Task to carry out:
Your task is to copy each line of the material that includes "XRPUSD".

#### Data supplied

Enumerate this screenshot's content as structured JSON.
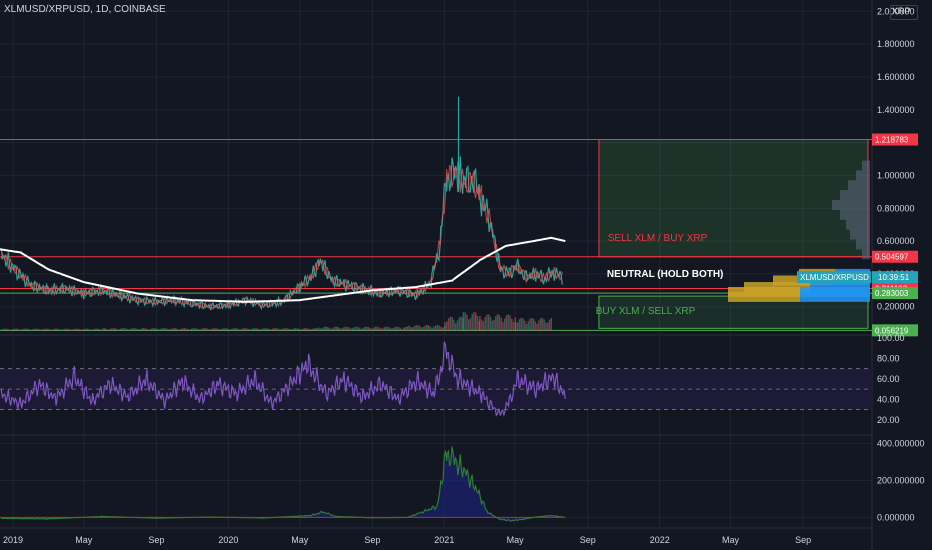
{
  "header": {
    "symbol": "XLMUSD/XRPUSD, 1D, COINBASE",
    "currency_badge": "XRP"
  },
  "colors": {
    "background": "#131722",
    "text": "#d1d4dc",
    "grid": "#1f2433",
    "red_line": "#f23645",
    "green_line": "#4caf50",
    "ma_line": "#ffffff",
    "rsi_line": "#7e57c2",
    "rsi_band": "#1c1a35",
    "candle_up": "#26a69a",
    "candle_down": "#ef5350",
    "profile_yellow": "#c9a227",
    "profile_blue": "#2196f3",
    "tag_cyan": "#26a3b8",
    "osc_up": "#2e7d32",
    "osc_down": "#c62828",
    "osc_fill": "#1a237e"
  },
  "chart_data": [
    {
      "type": "line",
      "name": "price",
      "x_range": [
        "2018-12-10",
        "2022-12-20"
      ],
      "x_tick_labels": [
        "2019",
        "May",
        "Sep",
        "2020",
        "May",
        "Sep",
        "2021",
        "May",
        "Sep",
        "2022",
        "May",
        "Sep"
      ],
      "x_tick_dates": [
        "2019-01-01",
        "2019-05-01",
        "2019-09-01",
        "2020-01-01",
        "2020-05-01",
        "2020-09-01",
        "2021-01-01",
        "2021-05-01",
        "2021-09-01",
        "2022-01-01",
        "2022-05-01",
        "2022-09-01"
      ],
      "y_range": [
        0.04,
        2.02
      ],
      "y_ticks": [
        "2.000000",
        "1.800000",
        "1.600000",
        "1.400000",
        "1.200000",
        "1.000000",
        "0.800000",
        "0.600000",
        "0.400000",
        "0.200000"
      ],
      "y_tick_values": [
        2.0,
        1.8,
        1.6,
        1.4,
        1.2,
        1.0,
        0.8,
        0.6,
        0.4,
        0.2
      ],
      "close_series": [
        [
          "2018-12-12",
          0.52
        ],
        [
          "2019-01-01",
          0.44
        ],
        [
          "2019-02-01",
          0.33
        ],
        [
          "2019-03-01",
          0.3
        ],
        [
          "2019-04-01",
          0.31
        ],
        [
          "2019-05-01",
          0.28
        ],
        [
          "2019-06-01",
          0.3
        ],
        [
          "2019-07-01",
          0.27
        ],
        [
          "2019-08-01",
          0.24
        ],
        [
          "2019-09-01",
          0.23
        ],
        [
          "2019-10-01",
          0.24
        ],
        [
          "2019-11-01",
          0.22
        ],
        [
          "2019-12-01",
          0.2
        ],
        [
          "2020-01-01",
          0.21
        ],
        [
          "2020-02-01",
          0.24
        ],
        [
          "2020-03-01",
          0.21
        ],
        [
          "2020-04-01",
          0.23
        ],
        [
          "2020-05-01",
          0.32
        ],
        [
          "2020-05-20",
          0.38
        ],
        [
          "2020-06-05",
          0.48
        ],
        [
          "2020-06-25",
          0.36
        ],
        [
          "2020-07-15",
          0.34
        ],
        [
          "2020-08-15",
          0.31
        ],
        [
          "2020-09-15",
          0.28
        ],
        [
          "2020-10-15",
          0.3
        ],
        [
          "2020-11-15",
          0.27
        ],
        [
          "2020-12-10",
          0.35
        ],
        [
          "2020-12-25",
          0.58
        ],
        [
          "2021-01-05",
          0.98
        ],
        [
          "2021-01-20",
          1.02
        ],
        [
          "2021-02-05",
          0.96
        ],
        [
          "2021-02-20",
          0.97
        ],
        [
          "2021-03-05",
          0.86
        ],
        [
          "2021-03-20",
          0.72
        ],
        [
          "2021-04-05",
          0.44
        ],
        [
          "2021-04-20",
          0.4
        ],
        [
          "2021-05-05",
          0.45
        ],
        [
          "2021-05-20",
          0.38
        ],
        [
          "2021-06-05",
          0.4
        ],
        [
          "2021-06-20",
          0.37
        ],
        [
          "2021-07-05",
          0.41
        ],
        [
          "2021-07-20",
          0.38
        ]
      ],
      "moving_average": [
        [
          "2018-12-10",
          0.55
        ],
        [
          "2019-01-15",
          0.53
        ],
        [
          "2019-03-01",
          0.43
        ],
        [
          "2019-05-01",
          0.35
        ],
        [
          "2019-08-01",
          0.28
        ],
        [
          "2019-11-01",
          0.24
        ],
        [
          "2020-02-01",
          0.23
        ],
        [
          "2020-05-01",
          0.24
        ],
        [
          "2020-07-01",
          0.27
        ],
        [
          "2020-09-01",
          0.3
        ],
        [
          "2020-11-15",
          0.32
        ],
        [
          "2021-01-15",
          0.36
        ],
        [
          "2021-03-01",
          0.48
        ],
        [
          "2021-04-15",
          0.57
        ],
        [
          "2021-06-01",
          0.6
        ],
        [
          "2021-07-01",
          0.62
        ],
        [
          "2021-07-25",
          0.6
        ]
      ],
      "spike_high": [
        "2021-01-25",
        1.48
      ],
      "volume_scale_max": 1,
      "volume_profile": [
        [
          "2018-12",
          0.1
        ],
        [
          "2019-06",
          0.12
        ],
        [
          "2019-12",
          0.12
        ],
        [
          "2020-06",
          0.18
        ],
        [
          "2020-11",
          0.25
        ],
        [
          "2021-01",
          0.6
        ],
        [
          "2021-02",
          0.8
        ],
        [
          "2021-03",
          0.7
        ],
        [
          "2021-05",
          0.55
        ],
        [
          "2021-07",
          0.4
        ]
      ],
      "levels": [
        {
          "value": 1.218783,
          "label": "1.218783",
          "color": "#f23645"
        },
        {
          "value": 0.504597,
          "label": "0.504597",
          "color": "#f23645"
        },
        {
          "value": 0.311193,
          "label": "0.311193",
          "color": "#f23645"
        },
        {
          "value": 0.283003,
          "label": "0.283003",
          "color": "#4caf50"
        },
        {
          "value": 0.056219,
          "label": "0.056219",
          "color": "#4caf50"
        }
      ],
      "annotations": [
        {
          "text": "SELL XLM / BUY XRP",
          "color": "#f23645"
        },
        {
          "text": "NEUTRAL (HOLD BOTH)",
          "color": "#ffffff"
        },
        {
          "text": "BUY XLM / SELL XRP",
          "color": "#4caf50"
        }
      ],
      "price_tag": {
        "symbol": "XLMUSD/XRPUSD",
        "time": "10:39:51"
      }
    },
    {
      "type": "line",
      "name": "rsi",
      "y_range": [
        10,
        100
      ],
      "y_ticks": [
        "100.00",
        "80.00",
        "60.00",
        "40.00",
        "20.00"
      ],
      "y_tick_values": [
        100,
        80,
        60,
        40,
        20
      ],
      "band": [
        30,
        70
      ],
      "midline": 50,
      "series": [
        [
          "2018-12-12",
          45
        ],
        [
          "2019-01-15",
          35
        ],
        [
          "2019-02-15",
          55
        ],
        [
          "2019-03-15",
          40
        ],
        [
          "2019-04-15",
          62
        ],
        [
          "2019-05-15",
          38
        ],
        [
          "2019-06-15",
          55
        ],
        [
          "2019-07-15",
          42
        ],
        [
          "2019-08-15",
          60
        ],
        [
          "2019-09-15",
          38
        ],
        [
          "2019-10-15",
          58
        ],
        [
          "2019-11-15",
          40
        ],
        [
          "2019-12-15",
          55
        ],
        [
          "2020-01-15",
          45
        ],
        [
          "2020-02-15",
          60
        ],
        [
          "2020-03-15",
          35
        ],
        [
          "2020-04-15",
          55
        ],
        [
          "2020-05-15",
          75
        ],
        [
          "2020-06-15",
          45
        ],
        [
          "2020-07-15",
          60
        ],
        [
          "2020-08-15",
          42
        ],
        [
          "2020-09-15",
          55
        ],
        [
          "2020-10-15",
          40
        ],
        [
          "2020-11-15",
          58
        ],
        [
          "2020-12-15",
          45
        ],
        [
          "2021-01-05",
          90
        ],
        [
          "2021-01-20",
          62
        ],
        [
          "2021-02-05",
          55
        ],
        [
          "2021-03-05",
          45
        ],
        [
          "2021-04-05",
          25
        ],
        [
          "2021-04-20",
          35
        ],
        [
          "2021-05-05",
          60
        ],
        [
          "2021-06-05",
          50
        ],
        [
          "2021-07-05",
          62
        ],
        [
          "2021-07-25",
          42
        ]
      ]
    },
    {
      "type": "area",
      "name": "oscillator",
      "y_range": [
        -25,
        420
      ],
      "y_ticks": [
        "400.000000",
        "200.000000",
        "0.000000"
      ],
      "y_tick_values": [
        400,
        200,
        0
      ],
      "series": [
        [
          "2018-12-12",
          -5
        ],
        [
          "2019-03-01",
          -8
        ],
        [
          "2019-06-01",
          5
        ],
        [
          "2019-09-01",
          -4
        ],
        [
          "2019-12-01",
          2
        ],
        [
          "2020-03-01",
          -3
        ],
        [
          "2020-05-20",
          10
        ],
        [
          "2020-06-10",
          30
        ],
        [
          "2020-07-01",
          5
        ],
        [
          "2020-09-01",
          -2
        ],
        [
          "2020-11-01",
          0
        ],
        [
          "2020-12-20",
          60
        ],
        [
          "2021-01-05",
          360
        ],
        [
          "2021-01-20",
          300
        ],
        [
          "2021-02-05",
          250
        ],
        [
          "2021-02-25",
          150
        ],
        [
          "2021-03-15",
          30
        ],
        [
          "2021-04-05",
          -10
        ],
        [
          "2021-04-25",
          -18
        ],
        [
          "2021-05-15",
          -10
        ],
        [
          "2021-06-05",
          2
        ],
        [
          "2021-07-01",
          10
        ],
        [
          "2021-07-25",
          0
        ]
      ]
    }
  ]
}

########

Exercise answer:
    "symbol": "XLMUSD/XRPUSD, 1D, COINBASE",
        "symbol": "XLMUSD/XRPUSD",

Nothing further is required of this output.